The driver notoriously said to the cameraman123 " taking it to the body shop tomorrow... we'll find out how many pay checks this is going to eat. Learn from my cocky mistake, don't get stupid!" Any type of body damage tin easily cost over a thousand dollars for fixing. Solution: if you know someone who is experienced regarding the route, talk to them about what to expect or give the area a thorough once over on foot from the area of safe advantage before you charge it. Don’t drive dangerously in the spots where you have no clue regarding what's coming up next. It may be brutal. A hi-tech solution would be taking the aerial photos with the help of a drone beforehand or survey with Google earth.
Mistake 2: Going off-road when no one is accompanying you
Due to the inherent danger associated with off-roading, attempting to get by you is really a bad idea. Taking a friend along in another 4 x 4 10 highly help you out of a bind or we tin go to get help in case of a no mobile phone range and require a professional tow.
Solution: if you are planning an off-roading adventure but you don't have any friends who share the mutual hobby then head straight to the internet.
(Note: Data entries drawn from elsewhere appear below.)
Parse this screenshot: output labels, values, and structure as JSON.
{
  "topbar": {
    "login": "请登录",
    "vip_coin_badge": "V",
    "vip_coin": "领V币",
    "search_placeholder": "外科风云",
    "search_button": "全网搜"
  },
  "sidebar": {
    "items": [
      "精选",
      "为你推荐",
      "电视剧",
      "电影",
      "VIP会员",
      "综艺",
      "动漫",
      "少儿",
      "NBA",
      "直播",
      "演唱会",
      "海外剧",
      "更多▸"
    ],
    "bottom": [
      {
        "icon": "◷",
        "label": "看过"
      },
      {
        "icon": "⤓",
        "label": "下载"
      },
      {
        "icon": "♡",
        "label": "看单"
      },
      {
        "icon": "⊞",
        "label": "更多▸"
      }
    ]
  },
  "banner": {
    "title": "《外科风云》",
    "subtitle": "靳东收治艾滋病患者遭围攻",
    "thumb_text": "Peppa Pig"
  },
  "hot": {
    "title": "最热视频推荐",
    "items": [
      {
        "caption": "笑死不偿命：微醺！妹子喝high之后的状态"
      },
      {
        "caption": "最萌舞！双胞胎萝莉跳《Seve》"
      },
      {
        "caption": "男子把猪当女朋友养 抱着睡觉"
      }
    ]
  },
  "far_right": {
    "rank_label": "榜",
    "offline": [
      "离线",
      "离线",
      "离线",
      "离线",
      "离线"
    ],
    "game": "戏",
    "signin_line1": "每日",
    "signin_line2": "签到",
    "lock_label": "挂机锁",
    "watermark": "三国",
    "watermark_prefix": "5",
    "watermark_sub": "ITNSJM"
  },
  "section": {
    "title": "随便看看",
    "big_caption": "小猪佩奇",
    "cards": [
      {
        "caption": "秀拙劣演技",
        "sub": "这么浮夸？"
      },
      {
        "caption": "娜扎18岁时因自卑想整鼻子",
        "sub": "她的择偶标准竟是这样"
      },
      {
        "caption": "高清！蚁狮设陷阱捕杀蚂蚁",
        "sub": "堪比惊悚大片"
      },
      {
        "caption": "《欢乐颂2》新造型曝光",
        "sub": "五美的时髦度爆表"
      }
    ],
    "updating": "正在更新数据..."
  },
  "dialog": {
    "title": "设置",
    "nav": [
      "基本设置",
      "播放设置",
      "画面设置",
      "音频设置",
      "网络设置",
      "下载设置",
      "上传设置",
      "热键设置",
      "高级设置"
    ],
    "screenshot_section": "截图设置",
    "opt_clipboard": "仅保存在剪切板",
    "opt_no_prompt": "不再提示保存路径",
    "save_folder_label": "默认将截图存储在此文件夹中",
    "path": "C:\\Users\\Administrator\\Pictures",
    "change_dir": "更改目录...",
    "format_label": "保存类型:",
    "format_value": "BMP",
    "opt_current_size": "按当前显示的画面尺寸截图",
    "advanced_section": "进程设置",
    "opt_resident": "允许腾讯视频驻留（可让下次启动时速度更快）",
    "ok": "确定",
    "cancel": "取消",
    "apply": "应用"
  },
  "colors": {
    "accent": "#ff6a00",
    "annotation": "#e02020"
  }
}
The website meetup.com as they have groups to entertain almost every activity just like Facebook moreover there are forums that are dedicated to this pursuit. If you simply cannot wait and decide takeaway on alone then make sure to share the details of your trip with somebody before leaving.
Mistake number 3: Not having the right equipment
Off-roading is simply just not off-roading but it's all about survival. There are chances of endings up being frozen overnight, nursing an injury with no bandages or staring at an easy to fix engine problem without any tools to fix it. On the other hand, if you bring all the prerequisite material then you might end up having the solution to every problem that you may face. You will feel pretty good.
Solution: pack the first aid kit, tools, maps, tow chain, lantern, torch, overnight gear, warm clothes, a spare pair of shoes, food, and water. There is no harm in taking along a long-range walkie-talkie.
Mistake number 4: Using the risky tyres
Generally, it is very dangerous to drive with worn out tyres. In case of off-roading, they are absolutely hazardous. The definition of wrong tyres is not just with the ones with excessive wearing as the top causes of tyre failure or under inflation, irregular wear due to a mechanical issue or damage due to the road hazard. A blown-out tyre in the middle of an off-roading adventure definitely kills the party and the cheap design tyres are least likely to help. Solution: pick up a set of muddlers, off-road tyres that you tin throw on your lorry or SUV in case of extreme conditions. Bill your tyre inflation and make sure that it's up to spec.
Mistake number 5: Driving into deep water
Standing water is least likely to determine the type of mud that will get you stuck and cross the river tin be highly disastrous if the water is deeper than your contemplation. There are about 1500 pounds of buoyant force for each foot of water. As soon as that force exceeds vehicle's weight, you start losing control. The breathers on your axles, manual gearbox, and transfer case will be stuck in the water upon contact and if your engines air intake is inefficient in the water then you are in the serious trouble.
Solution: identify the water's left before you rally it. Extend the low queue breathers such as differential breathers further higher into the chassis area with the flexible tubing. Find the air intake of your vehicle and make sure the water doesn't go high enough to hit it. To control the water entering the engine bay, place a trap over the front of the lorry.